Who ever gets all four of these right first wins! all problems are probability.

1. I run a book club with people, not including myself. Every day, for days, I invite members in the club to review a book. What is the smallest positive integer so that I can avoid ever having the exact same group of members over all days?

2. In how many ways can balls be placed in boxes if the balls are indistinguishable, and the boxes are distinguishable?

3. In how many ways can balls be placed in boxes if the balls are distinguishable, and the boxes are indistinguishable?

4. Six children are each offered a single scoop of any of flavors of ice cream from the Combinatorial Creamery. In how many ways can each child choose a flavor for their scoop of ice cream so that some flavor of ice cream is selected by exactly three children?

Sorry about my terrable spelling.

Geust Jul 22, 2024

#1**0 **

Here's the solution to problem 1:

To avoid getting the same group of 5, we need to ensure there are enough total members such that any group of 5 can be chosen without repeating a combination.

Here's the key idea: We care about the number of distinct groups of 5 members we can form, not just the total number of possible selections.

We know the difference between combinations and permutations. Combinations focus on the group itself, regardless of order (e.g., John, Mary, Sarah is the same group as Sarah, John, Mary). Permutations consider order (e.g., John reviewing first is different from Mary reviewing first).

In this case, since order doesn't matter, we're interested in the number of combinations of 5 members we can choose from a group of n members. This is denoted by n choose 5, written as nC5 or (5n).

For 400 days, we want enough combinations to ensure no repetition. If we have nC5≥400, then we're guaranteed to have at least 400 distinct groups of 5 members.

Now, calculating nC5 directly can be cumbersome for large numbers. Thankfully, there's a property that helps: $_n\text{C}_k = nCn−k (combinations are symmetrical). This allows us to consider the smaller value of k, which in our case is k = n - 5.

Therefore, we want nCn−5≥400.

Finding the smallest n that satisfies this inequality can be done through trial and error or using a calculator with a combinations function. Experimenting with small values of n, we find that:

8C3=56<400 (not enough combinations)

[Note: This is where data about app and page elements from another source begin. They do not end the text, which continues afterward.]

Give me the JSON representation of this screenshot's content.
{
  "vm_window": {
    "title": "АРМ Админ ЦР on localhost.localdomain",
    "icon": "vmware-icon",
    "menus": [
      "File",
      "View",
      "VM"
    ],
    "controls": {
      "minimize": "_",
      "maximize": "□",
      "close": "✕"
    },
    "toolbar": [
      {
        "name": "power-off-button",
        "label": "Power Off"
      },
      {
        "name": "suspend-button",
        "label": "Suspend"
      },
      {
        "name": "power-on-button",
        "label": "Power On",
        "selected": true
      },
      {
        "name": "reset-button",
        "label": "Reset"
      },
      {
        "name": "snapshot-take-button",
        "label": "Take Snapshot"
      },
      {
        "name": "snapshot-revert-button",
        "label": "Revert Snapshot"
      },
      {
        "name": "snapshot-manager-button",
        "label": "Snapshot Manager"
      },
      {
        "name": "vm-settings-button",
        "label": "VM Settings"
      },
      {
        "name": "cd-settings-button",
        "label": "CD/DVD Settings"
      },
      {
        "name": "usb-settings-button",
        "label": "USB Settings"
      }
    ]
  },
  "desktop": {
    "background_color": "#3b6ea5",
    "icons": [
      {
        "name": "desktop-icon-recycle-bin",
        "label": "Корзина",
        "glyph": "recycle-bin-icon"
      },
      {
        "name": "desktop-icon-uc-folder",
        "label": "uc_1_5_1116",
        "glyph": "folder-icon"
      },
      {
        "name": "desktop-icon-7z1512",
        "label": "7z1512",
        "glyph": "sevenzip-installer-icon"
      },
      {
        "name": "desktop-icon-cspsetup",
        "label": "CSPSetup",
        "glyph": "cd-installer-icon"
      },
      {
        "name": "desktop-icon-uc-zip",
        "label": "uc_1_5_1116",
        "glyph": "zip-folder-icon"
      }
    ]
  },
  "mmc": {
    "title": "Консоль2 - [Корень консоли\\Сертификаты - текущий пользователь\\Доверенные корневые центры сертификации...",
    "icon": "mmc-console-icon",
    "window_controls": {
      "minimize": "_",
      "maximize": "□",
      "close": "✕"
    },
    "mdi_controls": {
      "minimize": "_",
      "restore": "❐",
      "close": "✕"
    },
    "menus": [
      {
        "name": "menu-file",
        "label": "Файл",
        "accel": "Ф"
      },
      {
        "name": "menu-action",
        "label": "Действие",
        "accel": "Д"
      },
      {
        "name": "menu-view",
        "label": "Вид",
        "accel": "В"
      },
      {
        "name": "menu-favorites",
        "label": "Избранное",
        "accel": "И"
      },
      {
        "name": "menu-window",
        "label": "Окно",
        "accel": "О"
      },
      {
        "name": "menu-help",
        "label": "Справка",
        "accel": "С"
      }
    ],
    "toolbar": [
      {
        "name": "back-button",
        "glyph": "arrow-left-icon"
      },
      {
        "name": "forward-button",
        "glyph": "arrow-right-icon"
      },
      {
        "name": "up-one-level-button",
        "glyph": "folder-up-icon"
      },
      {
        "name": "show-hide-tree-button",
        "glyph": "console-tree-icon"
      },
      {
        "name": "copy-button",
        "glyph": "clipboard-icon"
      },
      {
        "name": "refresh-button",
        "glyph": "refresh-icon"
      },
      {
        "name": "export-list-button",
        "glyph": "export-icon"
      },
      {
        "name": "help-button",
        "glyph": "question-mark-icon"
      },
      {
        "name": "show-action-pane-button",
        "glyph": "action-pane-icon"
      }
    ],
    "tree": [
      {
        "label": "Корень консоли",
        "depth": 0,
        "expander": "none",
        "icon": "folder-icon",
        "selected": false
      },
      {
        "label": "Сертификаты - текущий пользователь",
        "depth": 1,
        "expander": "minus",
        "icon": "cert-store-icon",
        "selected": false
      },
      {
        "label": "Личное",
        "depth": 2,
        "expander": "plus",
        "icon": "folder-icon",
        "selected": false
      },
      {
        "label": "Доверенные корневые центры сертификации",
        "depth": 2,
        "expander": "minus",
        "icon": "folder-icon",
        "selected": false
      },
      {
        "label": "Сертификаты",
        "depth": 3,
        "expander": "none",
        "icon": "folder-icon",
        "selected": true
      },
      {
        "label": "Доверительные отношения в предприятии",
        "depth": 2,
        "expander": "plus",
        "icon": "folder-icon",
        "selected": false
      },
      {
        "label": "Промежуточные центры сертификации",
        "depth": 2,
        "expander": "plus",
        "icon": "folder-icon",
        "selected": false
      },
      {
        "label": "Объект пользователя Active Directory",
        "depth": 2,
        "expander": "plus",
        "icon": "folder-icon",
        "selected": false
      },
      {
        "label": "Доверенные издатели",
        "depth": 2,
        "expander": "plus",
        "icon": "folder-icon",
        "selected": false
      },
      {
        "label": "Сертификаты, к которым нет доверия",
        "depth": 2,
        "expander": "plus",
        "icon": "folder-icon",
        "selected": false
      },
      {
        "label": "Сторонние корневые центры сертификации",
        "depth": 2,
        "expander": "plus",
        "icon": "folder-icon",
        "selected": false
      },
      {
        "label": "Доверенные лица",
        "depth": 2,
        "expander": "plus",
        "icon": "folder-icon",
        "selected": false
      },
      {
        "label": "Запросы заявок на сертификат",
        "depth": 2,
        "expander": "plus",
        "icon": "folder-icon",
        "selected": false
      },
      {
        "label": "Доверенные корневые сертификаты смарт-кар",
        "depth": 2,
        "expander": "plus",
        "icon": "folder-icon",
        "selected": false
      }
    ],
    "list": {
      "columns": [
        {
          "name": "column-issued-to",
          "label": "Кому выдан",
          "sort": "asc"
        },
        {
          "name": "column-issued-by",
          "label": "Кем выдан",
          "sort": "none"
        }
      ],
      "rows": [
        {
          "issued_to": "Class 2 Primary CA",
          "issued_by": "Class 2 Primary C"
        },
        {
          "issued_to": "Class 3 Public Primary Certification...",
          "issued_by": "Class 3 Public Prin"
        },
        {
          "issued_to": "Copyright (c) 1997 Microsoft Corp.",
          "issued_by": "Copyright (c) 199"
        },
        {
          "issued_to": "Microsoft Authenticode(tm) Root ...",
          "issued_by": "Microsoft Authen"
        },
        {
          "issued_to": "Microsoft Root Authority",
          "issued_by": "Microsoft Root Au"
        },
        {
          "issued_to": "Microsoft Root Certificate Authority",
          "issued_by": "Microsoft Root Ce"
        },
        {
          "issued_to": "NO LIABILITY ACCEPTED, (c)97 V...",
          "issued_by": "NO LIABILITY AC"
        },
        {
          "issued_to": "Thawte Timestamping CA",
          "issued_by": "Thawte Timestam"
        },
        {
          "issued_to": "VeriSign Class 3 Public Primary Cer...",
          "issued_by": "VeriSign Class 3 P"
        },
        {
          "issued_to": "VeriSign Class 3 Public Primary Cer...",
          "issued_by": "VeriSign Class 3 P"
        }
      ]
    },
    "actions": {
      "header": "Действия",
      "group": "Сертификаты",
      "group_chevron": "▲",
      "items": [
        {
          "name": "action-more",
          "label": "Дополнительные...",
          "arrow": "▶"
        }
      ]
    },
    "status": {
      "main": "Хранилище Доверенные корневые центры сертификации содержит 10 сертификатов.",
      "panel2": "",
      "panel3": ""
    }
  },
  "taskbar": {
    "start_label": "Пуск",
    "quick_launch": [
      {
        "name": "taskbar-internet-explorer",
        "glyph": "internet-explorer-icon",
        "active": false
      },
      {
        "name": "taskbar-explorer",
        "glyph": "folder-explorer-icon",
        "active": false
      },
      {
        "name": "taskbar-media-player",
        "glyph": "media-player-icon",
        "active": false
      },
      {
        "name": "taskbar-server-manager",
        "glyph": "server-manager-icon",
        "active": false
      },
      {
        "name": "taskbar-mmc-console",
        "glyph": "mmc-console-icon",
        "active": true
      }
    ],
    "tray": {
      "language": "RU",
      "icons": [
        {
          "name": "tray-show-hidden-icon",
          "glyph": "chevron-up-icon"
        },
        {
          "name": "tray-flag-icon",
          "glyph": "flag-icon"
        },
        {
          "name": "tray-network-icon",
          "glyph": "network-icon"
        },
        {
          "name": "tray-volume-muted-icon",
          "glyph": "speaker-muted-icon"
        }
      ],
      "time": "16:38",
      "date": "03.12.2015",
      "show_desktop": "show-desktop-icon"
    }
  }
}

9C4=126≥400 (enough combinations)

Therefore, the smallest positive integer n that allows for 400 days of non-repeating book club groups of 5 is n = 9.

bader Jul 23, 2024

#2**0 **

Problem 2:

There are 3 boxes, so there are 3 ways to place the first ball. There are 2 boxes left, so there are 2 ways to place the second ball.

There is 1 box left, so there is 1 way to place the third ball. There is 1 box left, so there is 1 way to place the fourth ball.

Therefore, there are 3 * 2 * 1 * 1 = 6 ways to place the 4 balls in 3 boxes.

magenta Jul 23, 2024

#3**0 **

Problem 3:

To solve this problem, we need to consider how distinguishable balls can be assigned to indistinguishable boxes. The key here is to count the distinct distributions of balls among the boxes without regard for which box is which.

Let's denote the balls as \(A\), \(B\), \(C\), and \(D\). Since the boxes are indistinguishable, we can only represent the counts of balls in each box. We can categorize the possible distributions based on how many boxes are used:

1. **All 4 balls in 1 box:**

- There is only one way to do this: \((4)\).

2. **3 balls in one box and 1 ball in another:**

- We can choose 1 ball to be separate. The number of ways to choose 1 ball out of 4 is \( \binom{4}{1} = 4 \).

- This distribution corresponds to \((3, 1)\).

3. **2 balls in one box and 2 balls in another:**

- We need to choose 2 balls to be together. The number of ways to choose 2 balls out of 4 is \( \binom{4}{2} = 6 \).

- This distribution corresponds to \((2, 2)\).

4. **2 balls in one box, 1 ball in a second box, and 1 ball in a third box:**

- First, we choose 2 balls to go in the first box, and the remaining two will each go in their own box. The number of ways to choose which 2 out of 4 balls go together is \( \binom{4}{2} = 6 \).

- This distribution corresponds to \((2, 1, 1)\).

Now, we can summarize the distributions:

- One way to have all balls in one box: \( (4) \)

- Four ways to have one box with three balls and another with one ball: \( (3, 1) \)

- Six ways to have two boxes with two balls in each: \( (2, 2) \)

- Six ways to have two boxes with one ball each and one box with two balls: \( (2, 1, 1) \)

Now we can tally these distinct distributions:

- 1 way for \( (4) \)

- 4 ways for \( (3, 1) \)

- 6 ways for \( (2, 2) \)

- 6 ways for \( (2, 1, 1) \)

To find the total number of ways to place the balls in the boxes, we add these up:

\[

1 + 4 + 6 + 6 = 17

\]

Therefore, the total number of ways to place 4 distinguishable balls into 3 indistinguishable boxes is \(\boxed{17}\).

magenta Jul 23, 2024